It’s in our families that we first feel acceptance, says Tracy Lamperti, a licensed mental-health counselor in Brewster, Massachusetts. It’s there that we practice the social skills we take to the larger world. It can be an enormous effort for parents to put aside a traumatic history, but your kids need to know that their parents are a safe place to bring the hard stuff. “A child wants to know, ‘Who’s going to hold me if I’m upset because someone was picking on me at school? Do I develop defense mechanisms and say it doesn’t bother me, or is it safe to just hash it out?’ They want to know that these are their people, their tribe. That they can be there for each other,” Lamperti says.
When we were both very young parents, my brother said something to me that I think of all the time: “If Mom and Dad left us out in the water, well, then our kids are going to be safe on the sand, and their children are going to be up on the hill.” Just as trauma can resonate through generations, so can healing.
What a Good Parent Gives Their Kids
An unqualified apology.
One hallmark of bad parenting is the inability to admit fault. When you’re wrong, it’s a gift to validate your child’s perceptions by saying you’re sorry—no excuses. It’s not their fault that you’re tired or worried about work. Don’t gloss over the mistake. Describe it and point out how it could have gone better.
It may be hard to resist complaining to your children about your parents (or frustrations or fears), but it’s important that you not burden kids with information they may not be capable of grappling with or place them in the role of confidante.
The American Academy of Pediatrics is committed more than ever to recognizing that children’s physical health is connected with their family’s emotional health, according to Dr. Nerissa Bauer. Don’t be afraid to raise big issues, from safety to substance abuse in the family, with your child’s doctor so they can connect you with help. Your shame over these problems is understandable, but it is not worth putting your children at risk if something is amiss at home.

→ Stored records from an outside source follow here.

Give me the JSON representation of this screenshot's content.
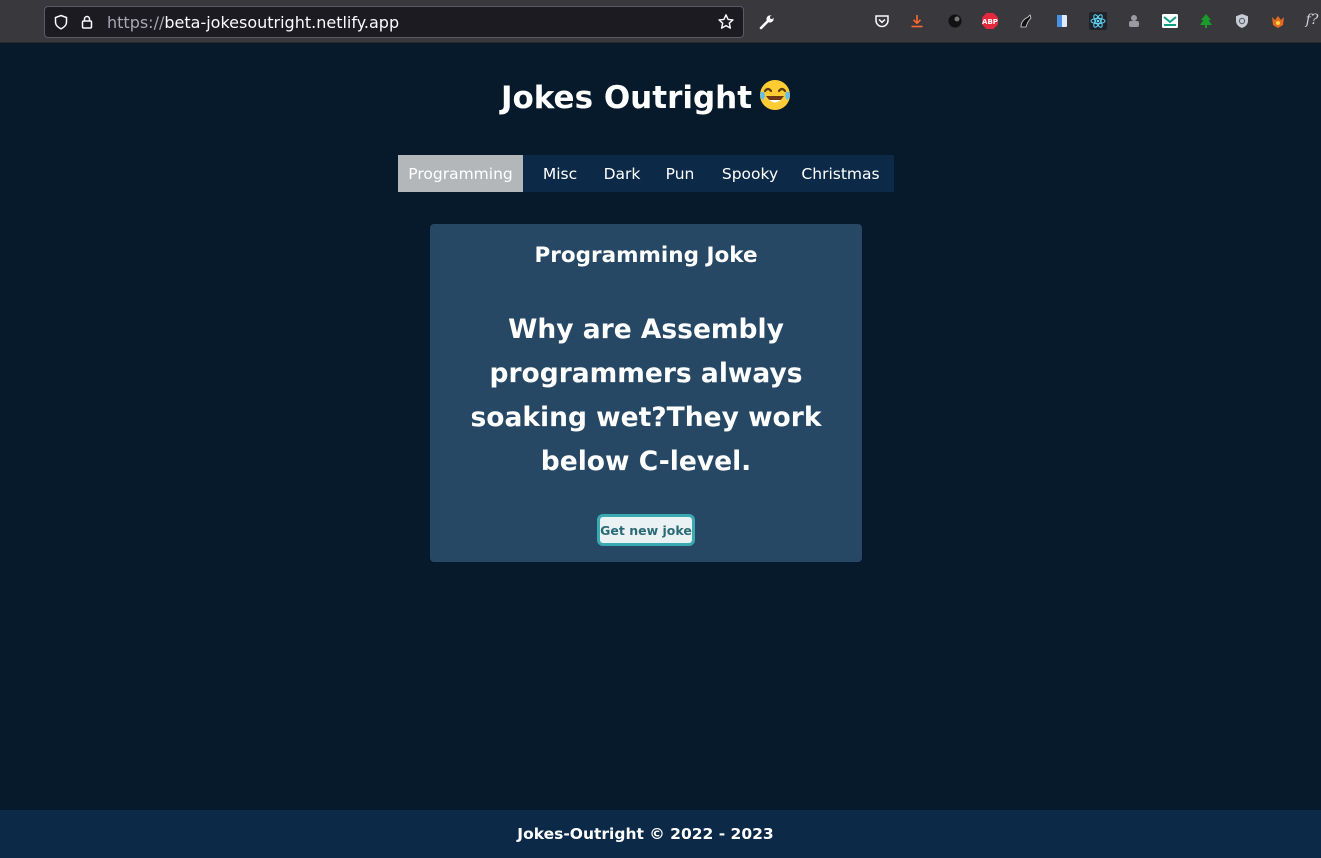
{
  "browser": {
    "url_scheme": "https://",
    "url_host": "beta-jokesoutright.netlify.app",
    "extensions": [
      "pocket-icon",
      "download-icon",
      "ext-dark-icon",
      "adblock-plus-icon",
      "ext-paw-icon",
      "ext-book-icon",
      "react-devtools-icon",
      "ext-puzzle-icon",
      "ext-mail-icon",
      "ext-tree-icon",
      "ext-shield-icon",
      "ext-fox-icon",
      "ext-function-icon"
    ],
    "abp_label": "ABP",
    "fx_label": "f?"
  },
  "site": {
    "title": "Jokes Outright",
    "emoji": "tears-of-joy-emoji"
  },
  "nav": {
    "items": [
      {
        "label": "Programming",
        "active": true
      },
      {
        "label": "Misc",
        "active": false
      },
      {
        "label": "Dark",
        "active": false
      },
      {
        "label": "Pun",
        "active": false
      },
      {
        "label": "Spooky",
        "active": false
      },
      {
        "label": "Christmas",
        "active": false
      }
    ]
  },
  "card": {
    "title": "Programming Joke",
    "joke": "Why are Assembly programmers always soaking wet?They work below C-level.",
    "button_label": "Get new joke"
  },
  "footer": {
    "text": "Jokes-Outright © 2022 - 2023"
  },
  "colors": {
    "page_bg": "#071a2b",
    "nav_bg": "#0c2a47",
    "active_tab": "#b3b7ba",
    "card_bg": "#274865",
    "button_border": "#3ba9b2"
  }
}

You’re rushed. Your child is rushed. But if you can extend saying good night, or simply sitting together or looking your child full in the face, even for another minute, it will increase your connection by orders of magnitude.
A time-out … for you.

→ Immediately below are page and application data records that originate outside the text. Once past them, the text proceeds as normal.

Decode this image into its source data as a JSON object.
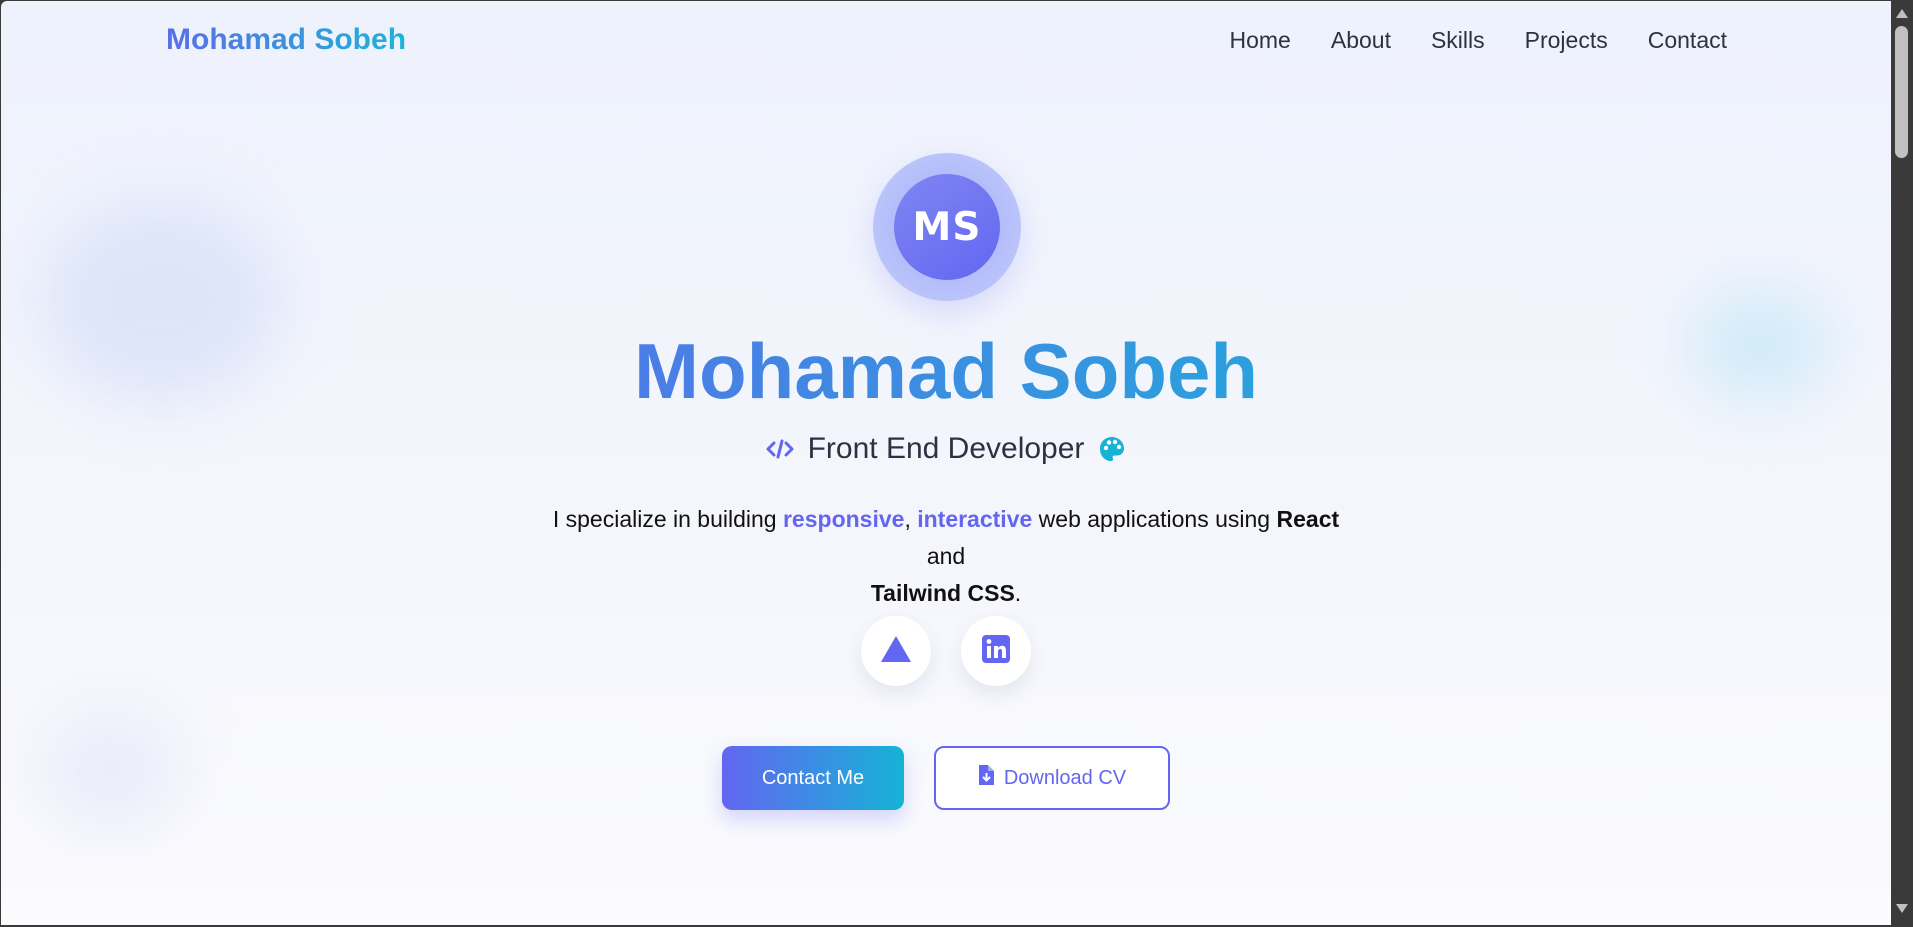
{
  "nav": {
    "brand": "Mohamad Sobeh",
    "links": [
      "Home",
      "About",
      "Skills",
      "Projects",
      "Contact"
    ]
  },
  "hero": {
    "initials": "MS",
    "name": "Mohamad Sobeh",
    "role": "Front End Developer",
    "role_icon_left": "code-icon",
    "role_icon_right": "palette-icon",
    "tagline": {
      "t1": "I specialize in building ",
      "h1": "responsive",
      "t2": ", ",
      "h2": "interactive",
      "t3": " web applications using ",
      "b1": "React",
      "t4": " and ",
      "b2": "Tailwind CSS",
      "t5": "."
    },
    "socials": [
      "vercel-icon",
      "linkedin-icon"
    ],
    "cta_primary": "Contact Me",
    "cta_secondary": "Download CV",
    "cta_secondary_icon": "file-download-icon"
  },
  "colors": {
    "accent": "#6366f1",
    "accent_cyan": "#15b3d6",
    "text": "#2d3142"
  }
}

If you feel your parents’ ways rising up in you, says therapist Leslie Moreland, walk right out of the room. Keep walking. Have a cup of tea. Sleep on it. Nothing has to be settled that minute.
Your kids really want you to succeed with them, and they’ll give you plenty of do-overs. According to Dr. Bauer, it takes more than a few fails to shake their faith in you, so don’t give up. When it means giving better than you got, you get credit for trying again, and again. As the old parenting adage goes: “You get a million chances.”
This article originally appeared in Parents magazine’s January 2021 issue as “How to Be a Good Parent After a Bad Childhood.” Want more from the magazine? Sign up for a monthly print subscription here